==== Exercise inputs

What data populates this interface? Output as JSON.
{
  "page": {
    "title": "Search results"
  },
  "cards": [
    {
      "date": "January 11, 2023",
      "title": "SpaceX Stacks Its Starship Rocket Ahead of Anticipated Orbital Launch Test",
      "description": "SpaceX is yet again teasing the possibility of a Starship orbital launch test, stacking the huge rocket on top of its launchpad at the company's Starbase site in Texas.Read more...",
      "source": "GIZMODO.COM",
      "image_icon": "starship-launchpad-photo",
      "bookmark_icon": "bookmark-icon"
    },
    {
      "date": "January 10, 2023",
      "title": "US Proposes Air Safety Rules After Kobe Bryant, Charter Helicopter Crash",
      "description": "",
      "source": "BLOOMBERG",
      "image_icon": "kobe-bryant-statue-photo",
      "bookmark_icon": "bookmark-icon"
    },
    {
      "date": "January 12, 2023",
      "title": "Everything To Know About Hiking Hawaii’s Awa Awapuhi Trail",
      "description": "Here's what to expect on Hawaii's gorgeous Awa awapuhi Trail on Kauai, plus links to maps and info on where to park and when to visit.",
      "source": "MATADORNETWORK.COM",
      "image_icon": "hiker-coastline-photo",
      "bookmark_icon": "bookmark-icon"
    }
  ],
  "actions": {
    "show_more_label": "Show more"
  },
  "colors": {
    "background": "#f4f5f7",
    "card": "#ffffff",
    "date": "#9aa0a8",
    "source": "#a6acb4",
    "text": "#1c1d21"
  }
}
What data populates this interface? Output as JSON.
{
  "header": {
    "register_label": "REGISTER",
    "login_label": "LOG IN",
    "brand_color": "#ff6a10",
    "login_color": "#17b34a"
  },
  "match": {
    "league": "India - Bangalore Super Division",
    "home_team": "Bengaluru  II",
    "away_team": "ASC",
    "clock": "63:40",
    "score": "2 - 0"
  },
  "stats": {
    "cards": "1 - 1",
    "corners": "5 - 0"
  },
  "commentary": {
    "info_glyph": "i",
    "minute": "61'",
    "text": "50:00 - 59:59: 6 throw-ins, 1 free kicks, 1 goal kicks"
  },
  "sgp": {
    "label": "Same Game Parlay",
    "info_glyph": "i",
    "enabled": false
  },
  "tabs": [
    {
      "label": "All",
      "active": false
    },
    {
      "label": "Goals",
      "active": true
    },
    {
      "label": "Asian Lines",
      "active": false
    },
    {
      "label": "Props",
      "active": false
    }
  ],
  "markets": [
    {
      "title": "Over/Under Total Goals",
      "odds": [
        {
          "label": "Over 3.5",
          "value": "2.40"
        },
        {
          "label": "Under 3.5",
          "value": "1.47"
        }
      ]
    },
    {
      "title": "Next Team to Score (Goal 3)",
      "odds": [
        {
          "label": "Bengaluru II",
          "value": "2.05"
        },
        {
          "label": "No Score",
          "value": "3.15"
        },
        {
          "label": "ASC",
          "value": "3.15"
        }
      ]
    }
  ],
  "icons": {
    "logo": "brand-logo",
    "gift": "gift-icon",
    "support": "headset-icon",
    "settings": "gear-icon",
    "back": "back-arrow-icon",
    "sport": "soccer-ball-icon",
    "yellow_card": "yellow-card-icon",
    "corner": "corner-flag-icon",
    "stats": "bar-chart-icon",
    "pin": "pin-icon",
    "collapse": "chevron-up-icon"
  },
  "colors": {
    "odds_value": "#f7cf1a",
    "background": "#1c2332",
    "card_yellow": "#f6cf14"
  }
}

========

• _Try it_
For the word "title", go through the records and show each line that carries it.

• _Result of the task_
    "title": "Search results"
      "title": "SpaceX Stacks Its Starship Rocket Ahead of Anticipated Orbital Launch Test",
      "title": "US Proposes Air Safety Rules After Kobe Bryant, Charter Helicopter Crash",
      "title": "Everything To Know About Hiking Hawaii’s Awa Awapuhi Trail",
      "title": "Over/Under Total Goals",
      "title": "Next Team to Score (Goal 3)",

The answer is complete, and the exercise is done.